• [Task prompt] Where a line below has the string "caption" in it, include it in the count, and give that count alone.

=== Task inputs ===

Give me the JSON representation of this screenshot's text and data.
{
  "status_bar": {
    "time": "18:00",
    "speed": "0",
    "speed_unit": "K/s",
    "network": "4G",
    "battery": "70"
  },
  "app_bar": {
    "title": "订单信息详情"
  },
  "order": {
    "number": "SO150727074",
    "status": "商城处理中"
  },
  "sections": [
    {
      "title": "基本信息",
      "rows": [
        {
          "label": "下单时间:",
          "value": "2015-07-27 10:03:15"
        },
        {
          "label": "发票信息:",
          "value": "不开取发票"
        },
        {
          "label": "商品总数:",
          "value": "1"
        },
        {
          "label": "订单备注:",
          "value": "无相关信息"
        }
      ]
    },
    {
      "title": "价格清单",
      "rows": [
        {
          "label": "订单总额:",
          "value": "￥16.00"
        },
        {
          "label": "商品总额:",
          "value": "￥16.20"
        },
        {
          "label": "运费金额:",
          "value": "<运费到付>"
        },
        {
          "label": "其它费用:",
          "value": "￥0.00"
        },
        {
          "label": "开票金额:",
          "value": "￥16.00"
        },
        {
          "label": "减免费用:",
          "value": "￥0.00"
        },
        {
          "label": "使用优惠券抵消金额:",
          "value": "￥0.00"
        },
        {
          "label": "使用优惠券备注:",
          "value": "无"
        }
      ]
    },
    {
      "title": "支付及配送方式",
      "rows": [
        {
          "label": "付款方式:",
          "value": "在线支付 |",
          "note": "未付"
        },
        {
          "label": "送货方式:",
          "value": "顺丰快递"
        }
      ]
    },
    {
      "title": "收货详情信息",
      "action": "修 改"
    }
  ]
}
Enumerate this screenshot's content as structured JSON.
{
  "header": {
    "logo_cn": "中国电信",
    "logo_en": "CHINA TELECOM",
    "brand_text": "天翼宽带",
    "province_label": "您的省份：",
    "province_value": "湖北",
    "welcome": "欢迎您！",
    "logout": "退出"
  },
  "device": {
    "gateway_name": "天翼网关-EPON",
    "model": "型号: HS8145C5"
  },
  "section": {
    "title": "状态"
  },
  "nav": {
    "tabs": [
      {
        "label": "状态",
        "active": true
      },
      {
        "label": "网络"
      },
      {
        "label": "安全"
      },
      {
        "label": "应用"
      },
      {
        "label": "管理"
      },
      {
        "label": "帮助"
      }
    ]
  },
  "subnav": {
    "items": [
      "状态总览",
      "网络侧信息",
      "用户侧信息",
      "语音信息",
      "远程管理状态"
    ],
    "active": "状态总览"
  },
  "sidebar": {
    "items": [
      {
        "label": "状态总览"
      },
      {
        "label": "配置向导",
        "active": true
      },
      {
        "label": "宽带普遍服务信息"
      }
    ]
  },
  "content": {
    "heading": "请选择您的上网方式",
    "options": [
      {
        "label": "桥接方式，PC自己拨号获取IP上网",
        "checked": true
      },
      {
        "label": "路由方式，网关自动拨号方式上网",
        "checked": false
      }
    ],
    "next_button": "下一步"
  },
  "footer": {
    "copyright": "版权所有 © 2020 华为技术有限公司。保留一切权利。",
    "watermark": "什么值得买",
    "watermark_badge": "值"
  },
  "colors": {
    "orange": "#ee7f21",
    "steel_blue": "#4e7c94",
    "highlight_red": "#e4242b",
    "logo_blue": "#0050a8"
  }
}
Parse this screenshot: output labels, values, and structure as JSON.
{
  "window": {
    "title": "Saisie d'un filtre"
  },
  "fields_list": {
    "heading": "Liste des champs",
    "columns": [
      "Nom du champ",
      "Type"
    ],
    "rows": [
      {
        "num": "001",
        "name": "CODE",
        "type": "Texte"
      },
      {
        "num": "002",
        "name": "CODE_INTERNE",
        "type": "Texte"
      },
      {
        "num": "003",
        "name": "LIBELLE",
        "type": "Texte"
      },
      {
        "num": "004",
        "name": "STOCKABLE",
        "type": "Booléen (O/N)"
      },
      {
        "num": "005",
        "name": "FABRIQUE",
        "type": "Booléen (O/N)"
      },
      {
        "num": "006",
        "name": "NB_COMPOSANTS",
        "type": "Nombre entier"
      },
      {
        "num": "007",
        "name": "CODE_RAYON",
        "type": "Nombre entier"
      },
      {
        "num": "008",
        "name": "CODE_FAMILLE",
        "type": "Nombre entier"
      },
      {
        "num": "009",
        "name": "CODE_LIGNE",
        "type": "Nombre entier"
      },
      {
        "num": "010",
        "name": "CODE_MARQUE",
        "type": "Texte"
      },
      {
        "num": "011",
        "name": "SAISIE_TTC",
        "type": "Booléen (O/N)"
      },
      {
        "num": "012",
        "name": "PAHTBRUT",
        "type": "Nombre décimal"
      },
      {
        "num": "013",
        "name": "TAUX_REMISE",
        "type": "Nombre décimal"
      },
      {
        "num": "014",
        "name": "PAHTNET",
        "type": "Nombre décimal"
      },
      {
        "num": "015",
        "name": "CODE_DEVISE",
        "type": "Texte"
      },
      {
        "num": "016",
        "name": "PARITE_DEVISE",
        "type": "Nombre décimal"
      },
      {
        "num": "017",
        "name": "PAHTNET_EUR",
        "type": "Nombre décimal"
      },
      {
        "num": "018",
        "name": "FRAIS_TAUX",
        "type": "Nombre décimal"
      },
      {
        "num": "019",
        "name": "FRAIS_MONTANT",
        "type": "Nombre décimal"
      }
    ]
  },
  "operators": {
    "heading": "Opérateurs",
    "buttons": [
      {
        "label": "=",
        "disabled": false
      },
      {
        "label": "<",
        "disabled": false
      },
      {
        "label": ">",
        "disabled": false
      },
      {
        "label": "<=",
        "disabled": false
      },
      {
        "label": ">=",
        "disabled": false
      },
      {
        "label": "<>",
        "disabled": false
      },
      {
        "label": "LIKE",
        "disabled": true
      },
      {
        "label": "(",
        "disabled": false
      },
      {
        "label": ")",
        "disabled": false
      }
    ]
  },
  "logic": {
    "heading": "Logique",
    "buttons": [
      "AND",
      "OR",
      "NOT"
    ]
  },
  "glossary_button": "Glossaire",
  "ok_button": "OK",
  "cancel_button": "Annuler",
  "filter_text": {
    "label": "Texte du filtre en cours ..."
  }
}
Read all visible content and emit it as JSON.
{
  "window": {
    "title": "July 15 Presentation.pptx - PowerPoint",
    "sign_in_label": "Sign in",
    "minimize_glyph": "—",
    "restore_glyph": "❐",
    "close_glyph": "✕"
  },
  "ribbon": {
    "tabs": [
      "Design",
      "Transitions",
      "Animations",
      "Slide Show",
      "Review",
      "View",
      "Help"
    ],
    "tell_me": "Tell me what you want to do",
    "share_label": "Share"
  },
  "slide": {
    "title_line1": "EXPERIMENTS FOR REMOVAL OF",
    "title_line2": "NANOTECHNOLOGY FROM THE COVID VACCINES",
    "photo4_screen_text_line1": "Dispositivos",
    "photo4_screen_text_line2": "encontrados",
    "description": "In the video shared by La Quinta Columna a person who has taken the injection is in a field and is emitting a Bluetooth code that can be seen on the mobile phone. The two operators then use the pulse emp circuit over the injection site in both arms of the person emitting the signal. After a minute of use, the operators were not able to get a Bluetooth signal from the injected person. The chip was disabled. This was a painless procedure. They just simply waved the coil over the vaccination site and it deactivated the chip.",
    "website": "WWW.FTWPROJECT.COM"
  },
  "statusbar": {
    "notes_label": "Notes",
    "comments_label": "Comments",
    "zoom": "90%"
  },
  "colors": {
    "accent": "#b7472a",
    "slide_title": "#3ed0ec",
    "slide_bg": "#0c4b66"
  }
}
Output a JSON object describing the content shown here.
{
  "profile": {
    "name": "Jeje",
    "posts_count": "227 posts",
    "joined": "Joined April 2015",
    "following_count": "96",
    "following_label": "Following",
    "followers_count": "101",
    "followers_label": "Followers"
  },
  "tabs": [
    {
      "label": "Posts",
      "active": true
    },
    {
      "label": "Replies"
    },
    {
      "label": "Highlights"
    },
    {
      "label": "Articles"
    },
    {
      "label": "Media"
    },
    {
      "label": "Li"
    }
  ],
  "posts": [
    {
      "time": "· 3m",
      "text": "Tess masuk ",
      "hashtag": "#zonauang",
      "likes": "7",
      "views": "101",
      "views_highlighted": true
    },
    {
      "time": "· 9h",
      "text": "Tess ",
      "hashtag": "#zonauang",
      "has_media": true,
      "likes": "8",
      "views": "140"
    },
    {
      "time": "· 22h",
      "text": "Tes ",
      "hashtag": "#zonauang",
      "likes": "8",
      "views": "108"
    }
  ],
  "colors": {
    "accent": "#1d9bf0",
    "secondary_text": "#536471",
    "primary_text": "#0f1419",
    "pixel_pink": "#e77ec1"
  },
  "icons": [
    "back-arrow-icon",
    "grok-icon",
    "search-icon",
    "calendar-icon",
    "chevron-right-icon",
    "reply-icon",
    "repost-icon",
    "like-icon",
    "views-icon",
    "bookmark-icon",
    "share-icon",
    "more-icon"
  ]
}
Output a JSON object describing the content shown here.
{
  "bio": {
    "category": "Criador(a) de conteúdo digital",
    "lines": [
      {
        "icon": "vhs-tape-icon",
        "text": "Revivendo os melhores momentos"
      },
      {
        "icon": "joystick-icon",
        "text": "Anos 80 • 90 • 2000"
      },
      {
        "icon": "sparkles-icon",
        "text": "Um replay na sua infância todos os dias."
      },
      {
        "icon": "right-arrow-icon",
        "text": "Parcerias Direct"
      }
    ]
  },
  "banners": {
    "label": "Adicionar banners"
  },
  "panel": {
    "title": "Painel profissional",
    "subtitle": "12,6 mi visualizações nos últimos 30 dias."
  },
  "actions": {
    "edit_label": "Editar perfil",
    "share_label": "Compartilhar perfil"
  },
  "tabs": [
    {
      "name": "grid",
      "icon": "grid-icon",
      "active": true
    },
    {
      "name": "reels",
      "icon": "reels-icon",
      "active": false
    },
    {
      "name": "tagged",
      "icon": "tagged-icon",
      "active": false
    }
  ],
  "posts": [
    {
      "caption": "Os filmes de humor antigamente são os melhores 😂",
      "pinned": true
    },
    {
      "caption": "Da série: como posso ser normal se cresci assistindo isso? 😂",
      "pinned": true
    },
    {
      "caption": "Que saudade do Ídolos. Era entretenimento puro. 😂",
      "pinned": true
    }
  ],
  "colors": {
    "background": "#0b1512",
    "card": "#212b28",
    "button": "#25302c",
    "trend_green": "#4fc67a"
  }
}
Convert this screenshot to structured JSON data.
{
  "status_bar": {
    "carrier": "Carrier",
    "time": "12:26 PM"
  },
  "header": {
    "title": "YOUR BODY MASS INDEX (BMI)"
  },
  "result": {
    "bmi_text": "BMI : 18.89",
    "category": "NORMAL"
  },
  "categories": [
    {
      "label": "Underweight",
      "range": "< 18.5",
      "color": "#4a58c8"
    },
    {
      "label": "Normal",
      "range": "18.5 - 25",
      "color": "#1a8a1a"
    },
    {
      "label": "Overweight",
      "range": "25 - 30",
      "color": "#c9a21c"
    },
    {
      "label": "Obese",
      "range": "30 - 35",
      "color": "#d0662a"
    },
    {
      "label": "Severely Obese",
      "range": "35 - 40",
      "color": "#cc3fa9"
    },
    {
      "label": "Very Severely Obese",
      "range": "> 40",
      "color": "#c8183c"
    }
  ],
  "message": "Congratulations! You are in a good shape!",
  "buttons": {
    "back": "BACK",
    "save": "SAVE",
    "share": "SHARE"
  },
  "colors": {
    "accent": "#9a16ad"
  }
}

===

• [Written solution] 3